To students, I think the Lionel Hampton Jazz Festival says this music is valuable enough that a place has been created where the greatest artists in the world come to help make a difference in the lives of young musicians. The festival changed the lives of thousands and thousands of people. The students who came to the festival started to understand music’s power to elevate the soul to new heights—a power that we don’t even understand. That was Hamp’s life. It is my life. That’s why I think we had such an incredible friendship. We both understood the power of music. We loved the music, and we loved the people who created it.

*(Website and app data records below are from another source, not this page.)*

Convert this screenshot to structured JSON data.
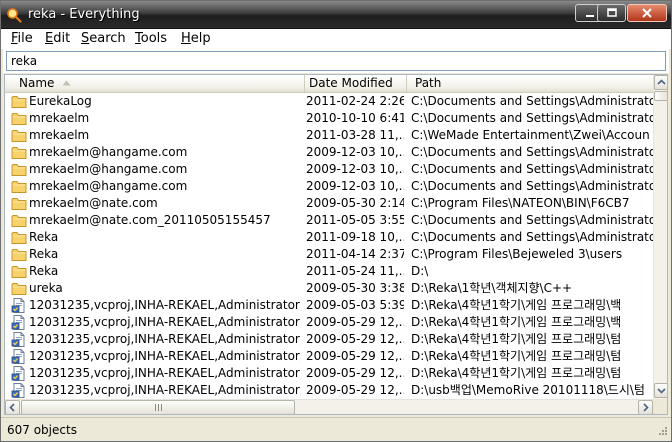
{
  "window": {
    "title": "reka - Everything"
  },
  "menu": [
    {
      "u": "F",
      "rest": "ile"
    },
    {
      "u": "E",
      "rest": "dit"
    },
    {
      "u": "S",
      "rest": "earch"
    },
    {
      "u": "T",
      "rest": "ools"
    },
    {
      "u": "H",
      "rest": "elp"
    }
  ],
  "search": {
    "value": "reka"
  },
  "columns": {
    "name": "Name",
    "date": "Date Modified",
    "path": "Path"
  },
  "rows": [
    {
      "type": "folder",
      "name": "EurekaLog",
      "date": "2011-02-24  2:26",
      "path": "C:\\Documents and Settings\\Administrato"
    },
    {
      "type": "folder",
      "name": "mrekaelm",
      "date": "2010-10-10  6:41",
      "path": "C:\\Documents and Settings\\Administrato"
    },
    {
      "type": "folder",
      "name": "mrekaelm",
      "date": "2011-03-28  11,..",
      "path": "C:\\WeMade Entertainment\\Zwei\\Accoun"
    },
    {
      "type": "folder",
      "name": "mrekaelm@hangame.com",
      "date": "2009-12-03  10,..",
      "path": "C:\\Documents and Settings\\Administrato"
    },
    {
      "type": "folder",
      "name": "mrekaelm@hangame.com",
      "date": "2009-12-03  10,..",
      "path": "C:\\Documents and Settings\\Administrato"
    },
    {
      "type": "folder",
      "name": "mrekaelm@hangame.com",
      "date": "2009-12-03  10,..",
      "path": "C:\\Documents and Settings\\Administrato"
    },
    {
      "type": "folder",
      "name": "mrekaelm@nate.com",
      "date": "2009-05-30  2:14",
      "path": "C:\\Program Files\\NATEON\\BIN\\F6CB7"
    },
    {
      "type": "folder",
      "name": "mrekaelm@nate.com_20110505155457",
      "date": "2011-05-05  3:55",
      "path": "C:\\Documents and Settings\\Administrato"
    },
    {
      "type": "folder",
      "name": "Reka",
      "date": "2011-09-18  10,..",
      "path": "C:\\Documents and Settings\\Administrato"
    },
    {
      "type": "folder",
      "name": "Reka",
      "date": "2011-04-14  2:37",
      "path": "C:\\Program Files\\Bejeweled 3\\users"
    },
    {
      "type": "folder",
      "name": "Reka",
      "date": "2011-05-24  11,..",
      "path": "D:\\"
    },
    {
      "type": "folder",
      "name": "ureka",
      "date": "2009-05-30  3:38",
      "path": "D:\\Reka\\1학년\\객체지향\\C++"
    },
    {
      "type": "file",
      "name": "12031235,vcproj,INHA-REKAEL,Administrator,...",
      "date": "2009-05-03  5:39",
      "path": "D:\\Reka\\4학년1학기\\게임 프로그래밍\\백"
    },
    {
      "type": "file",
      "name": "12031235,vcproj,INHA-REKAEL,Administrator,...",
      "date": "2009-05-29  12,..",
      "path": "D:\\Reka\\4학년1학기\\게임 프로그래밍\\백"
    },
    {
      "type": "file",
      "name": "12031235,vcproj,INHA-REKAEL,Administrator,...",
      "date": "2009-05-29  12,..",
      "path": "D:\\Reka\\4학년1학기\\게임 프로그래밍\\텀"
    },
    {
      "type": "file",
      "name": "12031235,vcproj,INHA-REKAEL,Administrator,...",
      "date": "2009-05-29  12,..",
      "path": "D:\\Reka\\4학년1학기\\게임 프로그래밍\\텀"
    },
    {
      "type": "file",
      "name": "12031235,vcproj,INHA-REKAEL,Administrator,...",
      "date": "2009-05-29  12,..",
      "path": "D:\\Reka\\4학년1학기\\게임 프로그래밍\\텀"
    },
    {
      "type": "file",
      "name": "12031235,vcproj,INHA-REKAEL,Administrator,...",
      "date": "2009-05-29  12,..",
      "path": "D:\\usb백업\\MemoRive 20101118\\드시\\텀"
    }
  ],
  "status": {
    "text": "607 objects"
  },
  "colors": {
    "folder": "#f2c54a",
    "selection_border": "#7f9db9"
  },
  "icons": {
    "app": "everything-app-icon",
    "folder": "folder-icon",
    "file": "project-file-icon"
  }
}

Hamp took an active role in the festival right from the start, and the list of artists he introduced to the festival over the years is astounding: Ray Brown, Milt Hinton, Dizzy Gillespie, Gerry Mulligan, Ernestine Anderson, Betty Carter, Jon Faddis, Wynton Marsalis, Branford Marsalis, Carmen McRae, Benny Golson, Art Farmer, Al Grey, Pete and Conte Candoli, Terence Blanchard, Clark Terry, Wallace Roney, Freddie Hubbard, Tommy Flanagan, Kenny Barron, Cedar Walton, George Mraz, and many, many more.
The student competitions and the artist’s workshops expanded and took on new meaning. Later, our Jazz in the Schools program began introducing world-class jazz to elementary school students throughout the region. Hamp also took an active role in developing scholarships to the university’s music school.
Hamp and I talked frequently—often about the festival, but as we became friends, we also discussed our families, lives, and hopes. His passion for education—for developing talent in others—kept coming through.